> **Task item**
What follows is a block of records; reproduce all of it verbatim.

-------------------------

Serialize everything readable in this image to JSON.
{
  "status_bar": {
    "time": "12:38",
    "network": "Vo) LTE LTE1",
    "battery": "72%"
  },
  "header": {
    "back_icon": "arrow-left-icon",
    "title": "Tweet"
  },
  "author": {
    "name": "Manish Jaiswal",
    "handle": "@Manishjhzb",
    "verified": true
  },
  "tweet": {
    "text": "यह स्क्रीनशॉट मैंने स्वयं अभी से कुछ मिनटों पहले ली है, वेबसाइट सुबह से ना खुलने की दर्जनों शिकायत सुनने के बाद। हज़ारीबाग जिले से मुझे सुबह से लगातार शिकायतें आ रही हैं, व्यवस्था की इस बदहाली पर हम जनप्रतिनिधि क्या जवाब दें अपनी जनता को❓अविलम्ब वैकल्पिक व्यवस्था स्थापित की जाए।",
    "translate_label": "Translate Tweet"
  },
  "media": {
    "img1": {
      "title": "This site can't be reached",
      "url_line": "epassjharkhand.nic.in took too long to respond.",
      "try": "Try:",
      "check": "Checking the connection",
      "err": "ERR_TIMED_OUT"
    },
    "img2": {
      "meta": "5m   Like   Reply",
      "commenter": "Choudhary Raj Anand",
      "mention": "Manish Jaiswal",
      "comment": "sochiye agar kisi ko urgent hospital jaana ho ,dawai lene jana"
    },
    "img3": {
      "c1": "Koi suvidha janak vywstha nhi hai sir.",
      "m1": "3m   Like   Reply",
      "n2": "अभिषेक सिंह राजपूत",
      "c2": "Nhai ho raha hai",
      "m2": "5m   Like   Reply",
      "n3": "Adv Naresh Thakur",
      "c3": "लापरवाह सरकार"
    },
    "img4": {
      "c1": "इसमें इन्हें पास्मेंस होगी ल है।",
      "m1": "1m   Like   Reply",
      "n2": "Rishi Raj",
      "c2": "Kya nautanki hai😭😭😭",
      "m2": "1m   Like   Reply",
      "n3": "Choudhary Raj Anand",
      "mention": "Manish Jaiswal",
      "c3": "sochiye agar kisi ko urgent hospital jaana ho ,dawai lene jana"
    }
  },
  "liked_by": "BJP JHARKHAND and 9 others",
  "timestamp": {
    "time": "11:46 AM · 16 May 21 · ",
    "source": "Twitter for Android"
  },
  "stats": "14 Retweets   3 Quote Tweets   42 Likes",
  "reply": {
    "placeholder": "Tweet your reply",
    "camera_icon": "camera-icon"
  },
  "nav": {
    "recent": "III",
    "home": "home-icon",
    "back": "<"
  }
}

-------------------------

> **Output for this task**
Serialize everything readable in this image to JSON.
{
  "status_bar": {
    "time": "12:38",
    "network": "Vo) LTE LTE1",
    "battery": "72%"
  },
  "header": {
    "back_icon": "arrow-left-icon",
    "title": "Tweet"
  },
  "author": {
    "name": "Manish Jaiswal",
    "handle": "@Manishjhzb",
    "verified": true
  },
  "tweet": {
    "text": "यह स्क्रीनशॉट मैंने स्वयं अभी से कुछ मिनटों पहले ली है, वेबसाइट सुबह से ना खुलने की दर्जनों शिकायत सुनने के बाद। हज़ारीबाग जिले से मुझे सुबह से लगातार शिकायतें आ रही हैं, व्यवस्था की इस बदहाली पर हम जनप्रतिनिधि क्या जवाब दें अपनी जनता को❓अविलम्ब वैकल्पिक व्यवस्था स्थापित की जाए।",
    "translate_label": "Translate Tweet"
  },
  "media": {
    "img1": {
      "title": "This site can't be reached",
      "url_line": "epassjharkhand.nic.in took too long to respond.",
      "try": "Try:",
      "check": "Checking the connection",
      "err": "ERR_TIMED_OUT"
    },
    "img2": {
      "meta": "5m   Like   Reply",
      "commenter": "Choudhary Raj Anand",
      "mention": "Manish Jaiswal",
      "comment": "sochiye agar kisi ko urgent hospital jaana ho ,dawai lene jana"
    },
    "img3": {
      "c1": "Koi suvidha janak vywstha nhi hai sir.",
      "m1": "3m   Like   Reply",
      "n2": "अभिषेक सिंह राजपूत",
      "c2": "Nhai ho raha hai",
      "m2": "5m   Like   Reply",
      "n3": "Adv Naresh Thakur",
      "c3": "लापरवाह सरकार"
    },
    "img4": {
      "c1": "इसमें इन्हें पास्मेंस होगी ल है।",
      "m1": "1m   Like   Reply",
      "n2": "Rishi Raj",
      "c2": "Kya nautanki hai😭😭😭",
      "m2": "1m   Like   Reply",
      "n3": "Choudhary Raj Anand",
      "mention": "Manish Jaiswal",
      "c3": "sochiye agar kisi ko urgent hospital jaana ho ,dawai lene jana"
    }
  },
  "liked_by": "BJP JHARKHAND and 9 others",
  "timestamp": {
    "time": "11:46 AM · 16 May 21 · ",
    "source": "Twitter for Android"
  },
  "stats": "14 Retweets   3 Quote Tweets   42 Likes",
  "reply": {
    "placeholder": "Tweet your reply",
    "camera_icon": "camera-icon"
  },
  "nav": {
    "recent": "III",
    "home": "home-icon",
    "back": "<"
  }
}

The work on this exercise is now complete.